  2. as isolated pits below the original surface of the object, often covered in warts of cuprite or malachite and frequently with cuprite adjacent to the copper or bronze
  3. above a cuprite layer. The cuprite layer is adjacent to the metal surface and the cuprous chloride is usually covered by malachite or basic copper chlorides.
  4. in the central core of the object, replacing previous metallic areas. In some cases these objects may be totally mineralized. If all the cuprous chloride has transformed, these mineralized objects will be chemically stable and require little conservation treatment in terms of stabilization, although they are physically very fragile.

Objects studied by the author show considerable variation in the extent to which surface disruption occurs with time.

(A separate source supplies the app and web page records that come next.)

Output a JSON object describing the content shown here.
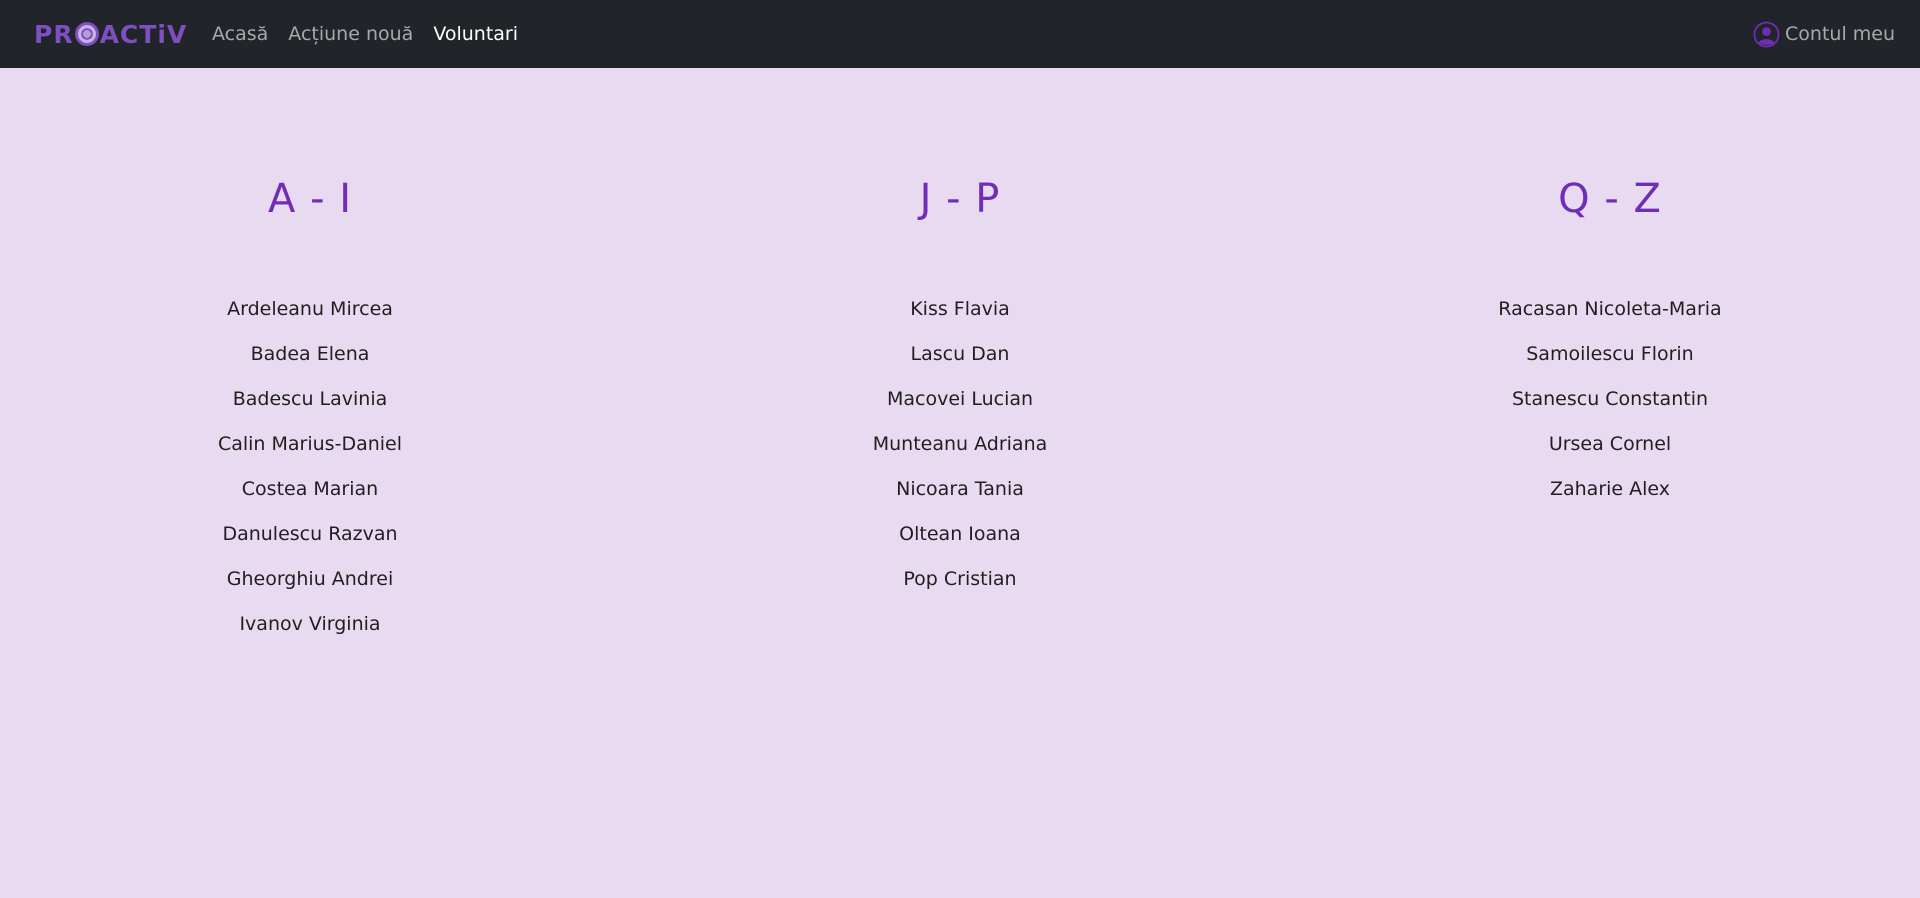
{
  "nav": {
    "brand": "PROACTIV",
    "brand_parts": [
      "PR",
      "ACTiV"
    ],
    "links": [
      {
        "label": "Acasă",
        "active": false
      },
      {
        "label": "Acțiune nouă",
        "active": false
      },
      {
        "label": "Voluntari",
        "active": true
      }
    ],
    "account_label": "Contul meu"
  },
  "colors": {
    "navbar_bg": "#212529",
    "page_bg": "#e8dbf1",
    "accent": "#6f2db8",
    "nav_link": "#a7a9ac",
    "nav_link_active": "#ffffff"
  },
  "columns": [
    {
      "title": "A - I",
      "names": [
        "Ardeleanu Mircea",
        "Badea Elena",
        "Badescu Lavinia",
        "Calin Marius-Daniel",
        "Costea Marian",
        "Danulescu Razvan",
        "Gheorghiu Andrei",
        "Ivanov Virginia"
      ]
    },
    {
      "title": "J - P",
      "names": [
        "Kiss Flavia",
        "Lascu Dan",
        "Macovei Lucian",
        "Munteanu Adriana",
        "Nicoara Tania",
        "Oltean Ioana",
        "Pop Cristian"
      ]
    },
    {
      "title": "Q - Z",
      "names": [
        "Racasan Nicoleta-Maria",
        "Samoilescu Florin",
        "Stanescu Constantin",
        "Ursea Cornel",
        "Zaharie Alex"
      ]
    }
  ]
}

A number of bronze objects from Palestine are in the Petrie Collection, Department of Western Asia, Institute of Archaeology, University College, London. One of these objects, which had obviously suffered severe bronze disease and had been stored in uncontrolled conditions for more than 20 years, was examined and analyzed. The light green corrosion was identified as a mixture of atacamite and paratacamite, the most commonly found mixture of isomers in many ancient bronzes regardless of the location in which they are found. Most of the small objects in this collection illustrate the effects of disintegration in poor storage conditions over many decades. Little change is now evident, and many of the objects have stabilized themselves by reaction of the cuprous chloride with moisture. Some of these objects could be described as metastable, for they contain cuprous chloride at some depth and if cut or sectioned cuprous chloride in the unreacted state may still be found.

Objects, of course, cannot necessarily be left to stabilize themselves over long periods of time without disintegration and loss of material, which would be unacceptable. It should be recognized, however, that disfiguring light green corrosion excrescences on ancient bronzes do not necessarily imply that the bronzes are still unstable, even though they were excavated many years ago and kept in uncontrolled storage since that time. Some of these objects are reduced to fragmented heaps of light green powder, but those that survive may now be quite stable.

The ability of cuprous chloride to lie dormant until exposed to the atmosphere is unusual. In many other metals the presence of chlorides creates immediate instability, as in the case of iron, steel, and cast iron, in which the chlorides are water soluble and undergo chemical change quite quickly in burial environments. The relative stability and insolubility of cuprous chloride in unexposed pits create problems in the mechanical cleaning of ancient bronzes, since the exposure of such pits usually necessitates further stabilization measures or monitoring procedures. In some cases, especially where warty corrosion is present and it is desired to clean the warts down to the level of the rest of the patina, the exposure of cuprous chloride can create considerable problems with stability. In such cases aesthetic and practical decisions have to be made concerning the object. Is it better to leave the object with unaesthetic warty corrosion, or can the warts be cleaned and the object be either treated or kept in controlled storage and properly monitored?


Copyright 1990 American Institute for Conservation of Historic and Artistic Works